I think the local public library thinks I'm illiterate because I pretty much only borrow books on tape or CD from them. They have an ever increasing selection on CD, but it's always fun to go try to find something interesting, and I end up with things I wouldn't necessarily think to read as a book (like a history of China) because they seem interesting enough to fall asleep to, but not vital enough that I need to KNOW I'll remember whatever information I'm getting (as I do with Shakespeare texts).
I've started listening to a history of China at night now, and it's fascinating. The car's beginning to play CDs to teach me my new language for when I teach abroad next year! I'm going to teach abroad next year! Whenever I think about it, I'm stunned. And then I want to dance around the room. I need to figure out what vaccines I'll need; I checked on the CDC site, so I have a list that they suggest, but I don't know if some of those require two shots or time to work or whatever.
The other day, I finished listening to Sue Miller's The Story of my Father, a memoir of Miller's father recording mostly her experience with his Alzheimer's disease. Alzheimer's terrifies me, both for me and for others. I fear ending up in long term care, losing myself, totally dependent.

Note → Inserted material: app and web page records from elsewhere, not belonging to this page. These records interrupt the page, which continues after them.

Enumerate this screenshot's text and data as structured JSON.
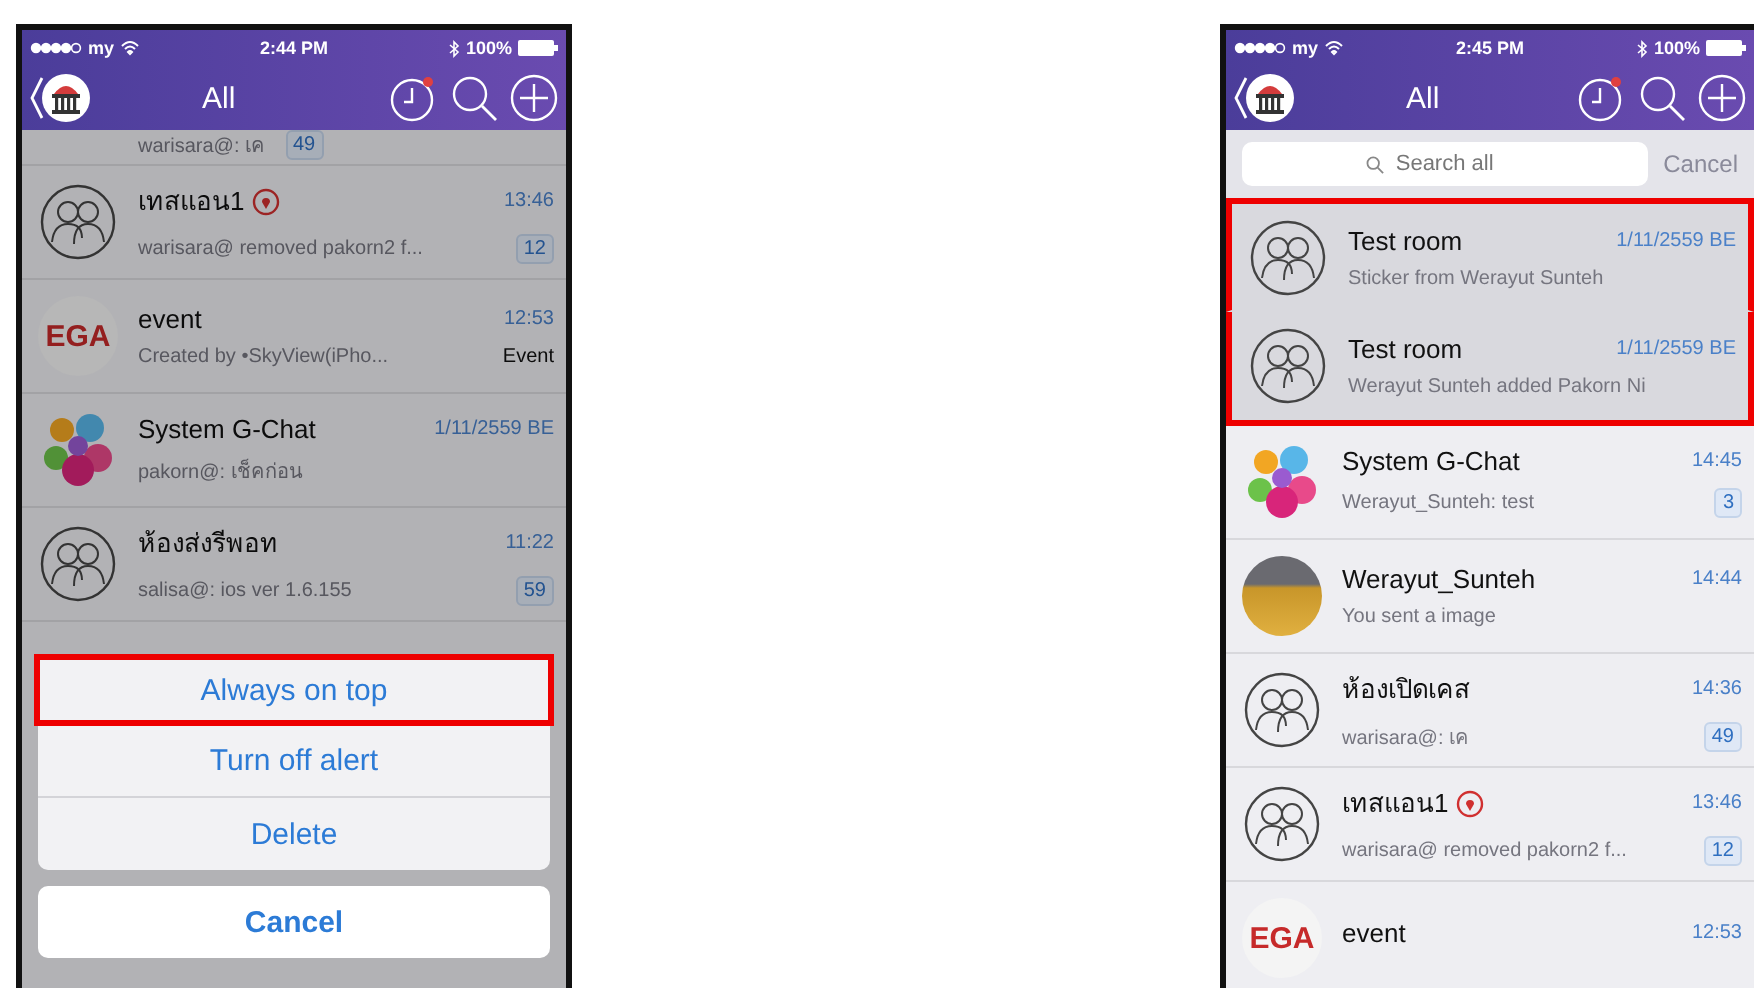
{
  "phones": [
    {
      "status_bar": {
        "carrier": "my",
        "time": "2:44 PM",
        "battery": "100%"
      },
      "nav": {
        "title": "All"
      },
      "dimmed": true,
      "rows": [
        {
          "kind": "partial",
          "subtitle": "warisara@: เค",
          "badge": "49",
          "highlighted": false
        },
        {
          "kind": "full",
          "avatar": {
            "kind": "group"
          },
          "title": "เทสแอน1",
          "location_pin": true,
          "subtitle": "warisara@ removed pakorn2 f...",
          "time": "13:46",
          "badge": "12",
          "highlighted": false
        },
        {
          "kind": "full",
          "avatar": {
            "kind": "logo",
            "text": "EGA"
          },
          "title": "event",
          "location_pin": false,
          "subtitle": "Created by •SkyView(iPho...",
          "time": "12:53",
          "tag": "Event",
          "highlighted": false
        },
        {
          "kind": "full",
          "avatar": {
            "kind": "bubbles"
          },
          "title": "System G-Chat",
          "location_pin": false,
          "subtitle": "pakorn@: เช็คก่อน",
          "time": "1/11/2559 BE",
          "highlighted": false
        },
        {
          "kind": "full",
          "avatar": {
            "kind": "group"
          },
          "title": "ห้องส่งรีพอท",
          "location_pin": false,
          "subtitle": "salisa@: ios ver 1.6.155",
          "time": "11:22",
          "badge": "59",
          "highlighted": false
        }
      ],
      "action_sheet": {
        "options": [
          {
            "label": "Always on top",
            "highlighted": true
          },
          {
            "label": "Turn off alert",
            "highlighted": false
          },
          {
            "label": "Delete",
            "highlighted": false
          }
        ],
        "cancel": "Cancel"
      }
    },
    {
      "status_bar": {
        "carrier": "my",
        "time": "2:45 PM",
        "battery": "100%"
      },
      "nav": {
        "title": "All"
      },
      "dimmed": false,
      "search": {
        "placeholder": "Search all",
        "cancel": "Cancel"
      },
      "rows": [
        {
          "kind": "full",
          "avatar": {
            "kind": "group"
          },
          "title": "Test room",
          "location_pin": false,
          "subtitle": "Sticker from Werayut Sunteh",
          "time": "1/11/2559 BE",
          "highlighted": true
        },
        {
          "kind": "full",
          "avatar": {
            "kind": "group"
          },
          "title": "Test room",
          "location_pin": false,
          "subtitle": "Werayut Sunteh added Pakorn Ni",
          "time": "1/11/2559 BE",
          "highlighted": true
        },
        {
          "kind": "full",
          "avatar": {
            "kind": "bubbles"
          },
          "title": "System G-Chat",
          "location_pin": false,
          "subtitle": "Werayut_Sunteh: test",
          "time": "14:45",
          "badge": "3",
          "highlighted": false
        },
        {
          "kind": "full",
          "avatar": {
            "kind": "photo"
          },
          "title": "Werayut_Sunteh",
          "location_pin": false,
          "subtitle": "You sent a image",
          "time": "14:44",
          "highlighted": false
        },
        {
          "kind": "full",
          "avatar": {
            "kind": "group"
          },
          "title": "ห้องเปิดเคส",
          "location_pin": false,
          "subtitle": "warisara@: เค",
          "time": "14:36",
          "badge": "49",
          "highlighted": false
        },
        {
          "kind": "full",
          "avatar": {
            "kind": "group"
          },
          "title": "เทสแอน1",
          "location_pin": true,
          "subtitle": "warisara@ removed pakorn2 f...",
          "time": "13:46",
          "badge": "12",
          "highlighted": false
        },
        {
          "kind": "full",
          "avatar": {
            "kind": "logo",
            "text": "EGA"
          },
          "title": "event",
          "location_pin": false,
          "time": "12:53",
          "highlighted": false
        }
      ]
    }
  ]
}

In Miller's case, she was able to put her father in a nursing home that sounds pretty good (and I've seen a few, good and not so good), and watch over his care. As his daughter, she talks about the frustrations of feeling that her siblings aren't doing enough and that her father's care sort of takes over her life. It takes a huge commitment to someone to care for them during a long illness.
The book also brings out something for me as a non-parent. Miller's in a position financially to care for her father pretty well, and has a good enough relationship to do so. There's a sort of fantasy we in the US have (and elsewhere, no doubt), that one's children will take care of a parent when s/he's no longer able to care for him/herself. Of course, that's a fantasy, but it's a powerful one. As someone who's not a parent, I can't ride with the fantasy, so I worry sometimes.

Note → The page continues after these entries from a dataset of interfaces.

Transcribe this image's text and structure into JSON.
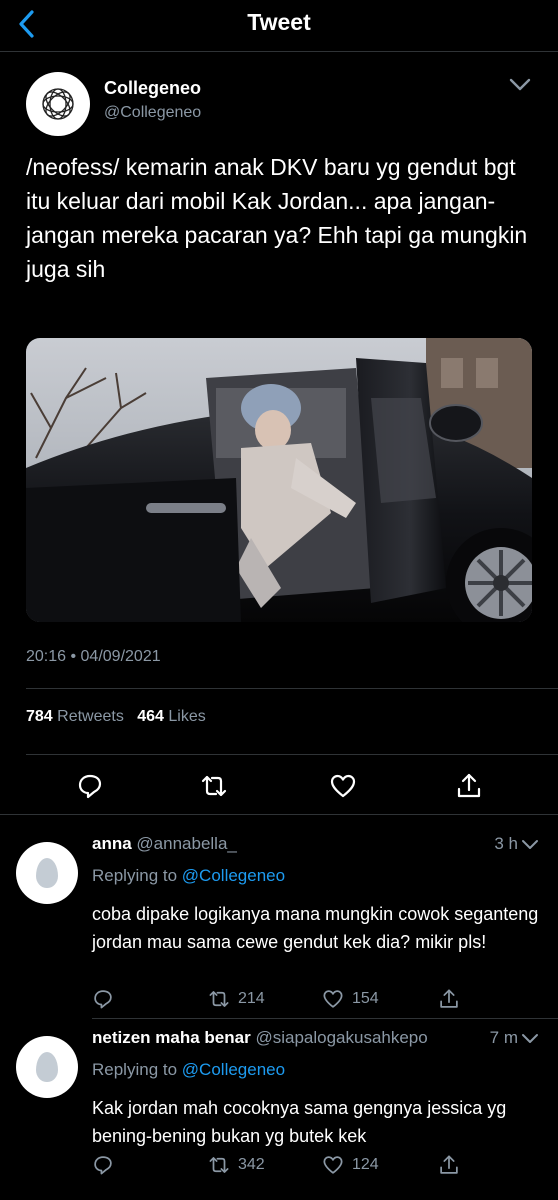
{
  "header": {
    "title": "Tweet"
  },
  "tweet": {
    "author_name": "Collegeneo",
    "author_handle": "@Collegeneo",
    "text": "/neofess/ kemarin anak DKV baru yg gendut bgt  itu keluar dari mobil Kak Jordan... apa jangan-jangan mereka pacaran ya? Ehh tapi ga mungkin juga sih",
    "timestamp": "20:16 • 04/09/2021",
    "retweets_count": "784",
    "retweets_label": "Retweets",
    "likes_count": "464",
    "likes_label": "Likes"
  },
  "replies": [
    {
      "name": "anna",
      "handle": "@annabella_",
      "time": "3 h",
      "replying_label": "Replying to",
      "replying_to": "@Collegeneo",
      "text": "coba dipake logikanya mana mungkin cowok seganteng jordan mau sama cewe gendut kek dia? mikir pls!",
      "retweets": "214",
      "likes": "154"
    },
    {
      "name": "netizen maha benar",
      "handle": "@siapalogakusahkepo",
      "time": "7 m",
      "replying_label": "Replying to",
      "replying_to": "@Collegeneo",
      "text": "Kak jordan mah cocoknya sama gengnya jessica yg bening-bening bukan yg butek kek",
      "retweets": "342",
      "likes": "124"
    }
  ],
  "colors": {
    "accent": "#1d9bf0",
    "background": "#000000",
    "secondary_text": "#8b98a5",
    "divider": "#2f3336"
  },
  "icons": [
    "back-chevron-icon",
    "chevron-down-icon",
    "reply-icon",
    "retweet-icon",
    "like-icon",
    "share-icon"
  ]
}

I know a woman, J, who's mentally retarded. She's a senior citizen now, has never held a job, can't read, and can't manage her financial affairs. But in many ways, she takes care of herself quite well. She has two children, a son and a daughter, so the fantasy would suggest that she's in good hands. But one of her kids has been in jail more than a few times for theft and fraud and such, and the other can't manage his/her own money, though not because of mental disability. So, since J's mother died, L has been managing her affairs, trying to see that she has safe housing and such. But L, too, is a senior citizen, and may at some point need someone to look after his affairs.
J's situation is only unique in that she's needed someone else to look out for her for longer than most of us do. But I bet most of us will need to trust someone to look out for us at some point. Miller's book gave me lots to think about, not only about the long term care issue.
I think between Miller's book and Didion's Year of Magical Thinking (which I listened to as I drove this summer), I've been frustrated by how surprised they seem to be by their grieving. I don't think I've experienced a lot of deaths in my life, but when I've experienced deaths, I've expected to grieve for a fair bit of time (depending on my relationship and loss, of course). But both Miller and Didion seem surprised that they feel sad after a year or so, as if somehow they're supposed to have an easier time. I wonder if there's a race/class/gender thing happening, of if they're prompted to write because that's how they process, while other folks who expect to feel sad for a while don't?
I can't write quite what I'm after to express what I'm thinking because things are all tied up in personal experience and writing is tough and stuffs.
I also recently finished Mark Felt's memoir, co-authored with John D. O'Connor and W. Mark Felt. In case Felt's name doesn't sound familiar, he was the famous "Deep Throat" of Watergate fame. I started listening to Felt's book a couple days before Ford died, which was an odd coincidence. I still think Ford was totally wrong to pardon Nixon, especially before all the investigations were complete. Totally wrong. (It weirds me out to think that Nixon looks good compared to our current president.)
I also was reminded of trying to understand the whole "Deep Throat" pseudonym. I was maybe thirteen when Watergate got into the news, old enough to pay a little attention, but completely sexually ignorant. So I remember my poor Mom explaining why adults seemed so giggly about the pseudonym. My poor Mom!!
What's worse, whenever I hear the term "Deep Throat," the images that come to my mind are of Nixon, Liddy, Haldeman, and the rest of the men whose pictures were all over the news in those years. It's not a pretty thing.